“How did you put that on without me noticing?”
“I’m a thief, silly. Being secretive and stealthy is my job.” She winked. Turning back to the box, she returned to her examination. “I really want to figure out how to open this box, though. It’s fascinating, not to mention beautiful.”
“Well I’m afraid you won’t find any answers from me.”
Nissa stood. “We can look at it later. What’s in the glowy room?”
Detren led her out of the treasury, closing the door behind them, and stepped into the ‘glowy room,’ as she’d called it, which was dominated by a hot spring. The glow was coming from luminescent blue crystals inset around the pool, and water flowed in from a gap in the back wall, spilling over from the main pool into a smaller lower pool and draining from there into who-knows-where. Detren didn’t know how the pool worked, exactly, but he liked relaxing here now and then at the end of a particularly stressful day. Which he had too often, it seemed. Particularly when Anaya Morwen was involved. Goodness did she get on his nerves. There was more than one reason why he avoided her at all costs. To be entirely honest, these tunnels were his favorite place to hide from her.

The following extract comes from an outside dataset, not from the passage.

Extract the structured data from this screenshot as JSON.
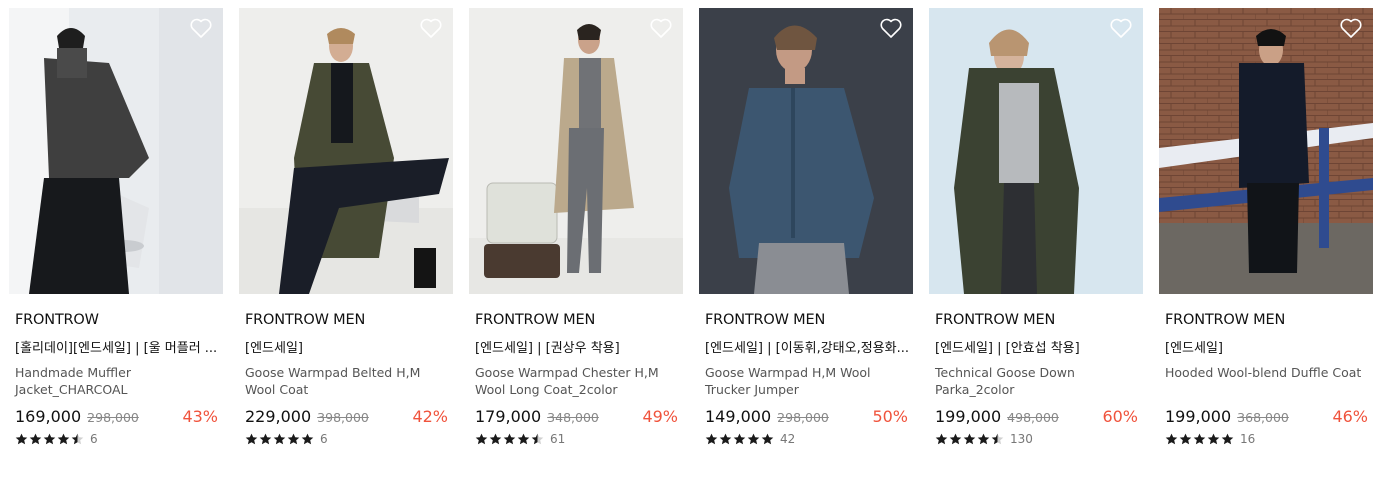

“This is a nice place,” Nissa said, lifting her skirt above her ankles, removing her shoes, and stepping into the low pool.
“What is your favorite room in this place?”
“I like the treasury a lot, especially trying to figure out that box. I also like the wine cellar just because it looks cool. But my favorite room… Let me just show you.”
Nissa stepped back out of the pool, leaving her shoes on the floor and letting the hem of her dress fall back to brush against her damp feet. Detren headed back down the hallway about halfway and stopped at a grey door, which was easy enough to miss if you weren’t looking for it. Whoever had built this basement – King Weiden, he assumed, the same person who built the castle itself – was an expert in camouflaging things.
Detren pulled the door open and allowed Nissa to step in first. It was another tunnel, and this one had branches along its length, as well as at its end. Detren made his way to this last fork and headed down the right tunnel, marked with a door. When they reached the end, the corridor opened up into a large cavern with stalactites hanging from the ceiling and a round tunnel dug into the right wall.
Detren pointed to the tunnel. “That leads out into the city.”